Source records: Begin

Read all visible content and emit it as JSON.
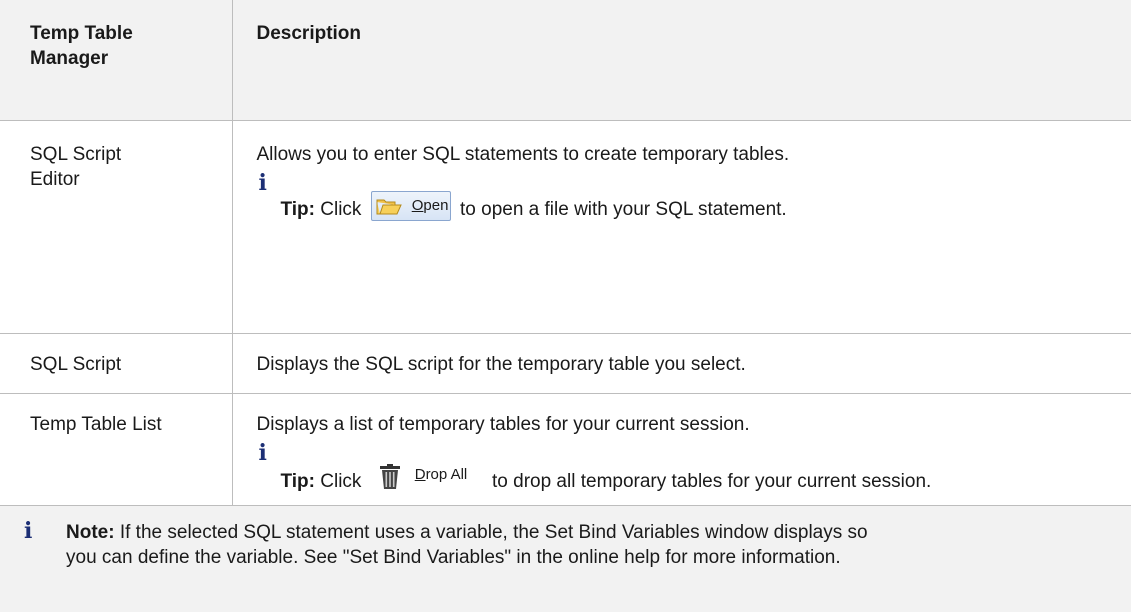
{
  "table": {
    "headers": [
      "Temp Table Manager",
      "Description"
    ],
    "header_col1_lines": [
      "Temp Table",
      "Manager"
    ],
    "rows": [
      {
        "name_lines": [
          "SQL Script",
          "Editor"
        ],
        "description": "Allows you to enter SQL statements to create temporary tables.",
        "tip": {
          "label": "Tip:",
          "before": "Click",
          "button_label": "Open",
          "button_mnemonic": "O",
          "button_rest": "pen",
          "after": "to open a file with your SQL statement."
        }
      },
      {
        "name": "SQL Script",
        "description": "Displays the SQL script for the temporary table you select."
      },
      {
        "name": "Temp Table List",
        "description": "Displays a list of temporary tables for your current session.",
        "tip": {
          "label": "Tip:",
          "before": "Click",
          "button_label": "Drop All",
          "button_mnemonic": "D",
          "button_rest": "rop All",
          "after": "to drop all temporary tables for your current session."
        }
      }
    ],
    "note": {
      "label": "Note:",
      "line1": "If the selected SQL statement uses a variable, the Set Bind Variables window displays so",
      "line2": "you can define the variable. See \"Set Bind Variables\" in the online help for more information."
    }
  },
  "icons": {
    "info": "info-icon",
    "folder": "folder-open-icon",
    "trash": "trash-icon"
  },
  "colors": {
    "header_bg": "#f2f2f2",
    "border": "#bdbdbd",
    "info_icon": "#1c2f75"
  }
}
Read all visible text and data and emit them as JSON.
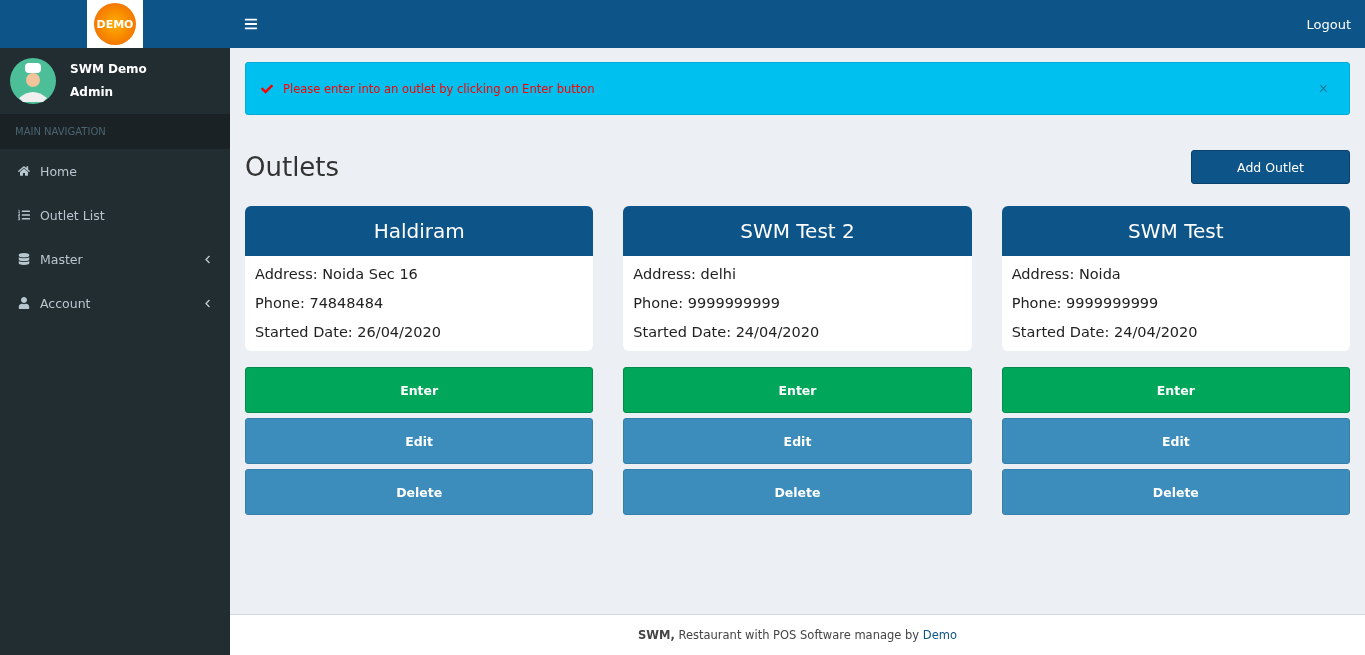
{
  "header": {
    "logo": "DEMO",
    "logout": "Logout"
  },
  "sidebar": {
    "user": {
      "name": "SWM Demo",
      "role": "Admin"
    },
    "section": "MAIN NAVIGATION",
    "items": [
      {
        "label": "Home",
        "expandable": false
      },
      {
        "label": "Outlet List",
        "expandable": false
      },
      {
        "label": "Master",
        "expandable": true
      },
      {
        "label": "Account",
        "expandable": true
      }
    ]
  },
  "alert": {
    "message": "Please enter into an outlet by clicking on Enter button",
    "close": "×"
  },
  "page": {
    "title": "Outlets",
    "add_button": "Add Outlet"
  },
  "outlets": [
    {
      "name": "Haldiram",
      "address": "Address: Noida Sec 16",
      "phone": "Phone: 74848484",
      "started": "Started Date: 26/04/2020",
      "actions": [
        "Enter",
        "Edit",
        "Delete"
      ]
    },
    {
      "name": "SWM Test 2",
      "address": "Address: delhi",
      "phone": "Phone: 9999999999",
      "started": "Started Date: 24/04/2020",
      "actions": [
        "Enter",
        "Edit",
        "Delete"
      ]
    },
    {
      "name": "SWM Test",
      "address": "Address: Noida",
      "phone": "Phone: 9999999999",
      "started": "Started Date: 24/04/2020",
      "actions": [
        "Enter",
        "Edit",
        "Delete"
      ]
    }
  ],
  "footer": {
    "text": "**SWM,** Restaurant with POS Software manage by ",
    "link": "Demo"
  }
}
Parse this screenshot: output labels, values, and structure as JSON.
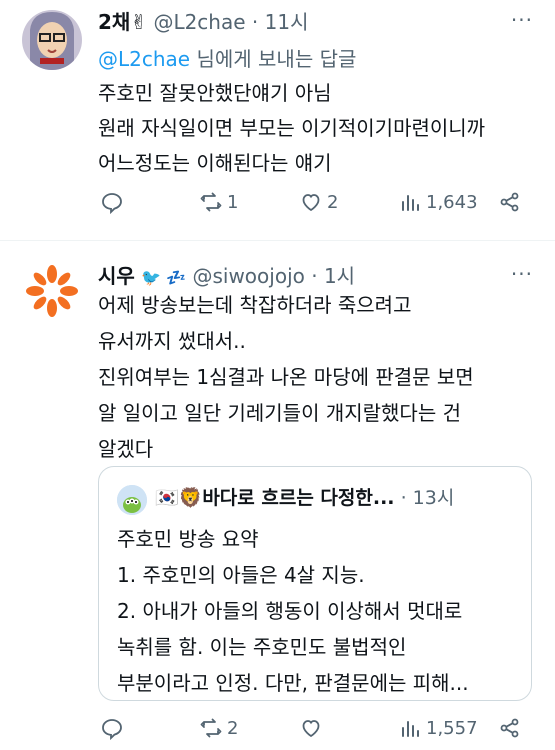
{
  "tweet1": {
    "name": "2채✌",
    "handle": "@L2chae",
    "time": "11시",
    "reply_mention": "@L2chae",
    "reply_suffix": " 님에게 보내는 답글",
    "lines": [
      "주호민 잘못안했단얘기 아님",
      "원래 자식일이면 부모는 이기적이기마련이니까",
      "어느정도는 이해된다는 얘기"
    ],
    "replies": "",
    "retweets": "1",
    "likes": "2",
    "views": "1,643"
  },
  "tweet2": {
    "name": "시우",
    "name_icons": "🐦 💤",
    "handle": "@siwoojojo",
    "time": "1시",
    "lines": [
      "어제 방송보는데 착잡하더라 죽으려고",
      "유서까지 썼대서..",
      "진위여부는 1심결과 나온 마당에 판결문 보면",
      "알 일이고 일단 기레기들이 개지랄했다는 건",
      "알겠다"
    ],
    "replies": "",
    "retweets": "2",
    "likes": "",
    "views": "1,557",
    "quote": {
      "name": "🇰🇷🦁바다로 흐르는 다정한...",
      "time": "13시",
      "lines": [
        "주호민 방송 요약",
        "1. 주호민의 아들은 4살 지능.",
        "2. 아내가 아들의 행동이 이상해서 멋대로",
        "녹취를 함. 이는 주호민도 불법적인",
        "부분이라고 인정. 다만, 판결문에는 피해..."
      ]
    }
  },
  "colors": {
    "accent": "#1d9bf0",
    "muted": "#536471",
    "text": "#0f1419",
    "border": "#cfd9de"
  }
}
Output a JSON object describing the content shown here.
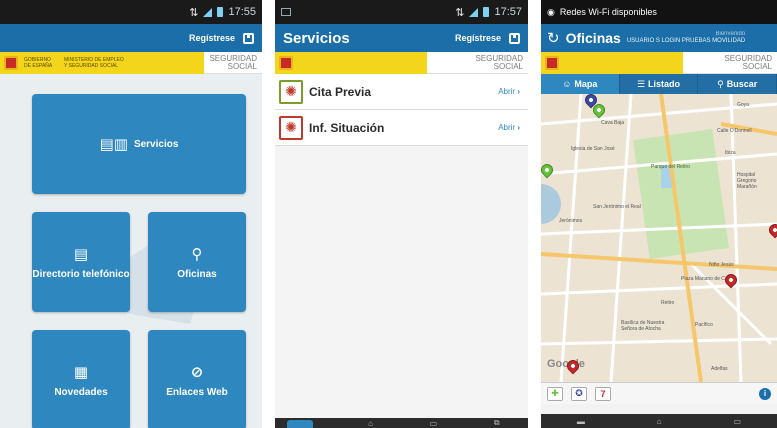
{
  "phone1": {
    "status_time": "17:55",
    "header_register": "Regístrese",
    "logo_gob_text": "GOBIERNO DE ESPAÑA",
    "logo_ministerio_text": "MINISTERIO DE EMPLEO Y SEGURIDAD SOCIAL",
    "logo_ss_text_1": "SEGURIDAD",
    "logo_ss_text_2": "SOCIAL",
    "tiles": {
      "servicios": "Servicios",
      "directorio": "Directorio telefónico",
      "oficinas": "Oficinas",
      "novedades": "Novedades",
      "enlaces": "Enlaces Web"
    }
  },
  "phone2": {
    "status_time": "17:57",
    "title": "Servicios",
    "header_register": "Regístrese",
    "logo_ss_text_1": "SEGURIDAD",
    "logo_ss_text_2": "SOCIAL",
    "items": [
      {
        "label": "Cita Previa",
        "action": "Abrir"
      },
      {
        "label": "Inf. Situación",
        "action": "Abrir"
      }
    ]
  },
  "phone3": {
    "wifi_notice": "Redes Wi-Fi disponibles",
    "title": "Oficinas",
    "welcome": "Bienvenido",
    "user": "USUARIO S LOGIN PRUEBAS MOVILIDAD",
    "logo_ss_text_1": "SEGURIDAD",
    "logo_ss_text_2": "SOCIAL",
    "tabs": [
      {
        "label": "Mapa",
        "icon": "person-icon"
      },
      {
        "label": "Listado",
        "icon": "list-icon"
      },
      {
        "label": "Buscar",
        "icon": "search-icon"
      }
    ],
    "map_labels": {
      "a": "Cava Baja",
      "b": "Iglesia de San José",
      "c": "Parque del Retiro",
      "d": "San Jerónimo el Real",
      "e": "Jerónimos",
      "f": "Calle O'Donnell",
      "g": "Ibiza",
      "h": "Niño Jesús",
      "i": "Plaza Mariano de Cavia",
      "j": "Retiro",
      "k": "Pacífico",
      "l": "Basílica de Nuestra Señora de Atocha",
      "m": "Adelfas",
      "n": "Goya",
      "google": "Google",
      "o": "Hospital Gregorio Marañón"
    }
  },
  "colors": {
    "primary": "#1b6ea7",
    "tile": "#2f87bf",
    "yellow": "#f3d51b",
    "pin_green": "#66c23a",
    "pin_red": "#c62828"
  }
}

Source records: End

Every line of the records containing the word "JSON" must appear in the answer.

Read all visible content and emit it as JSON.
Read all visible text and data and emit them as JSON.
Parse this screenshot: output labels, values, and structure as JSON.
Output a JSON object describing the content shown here.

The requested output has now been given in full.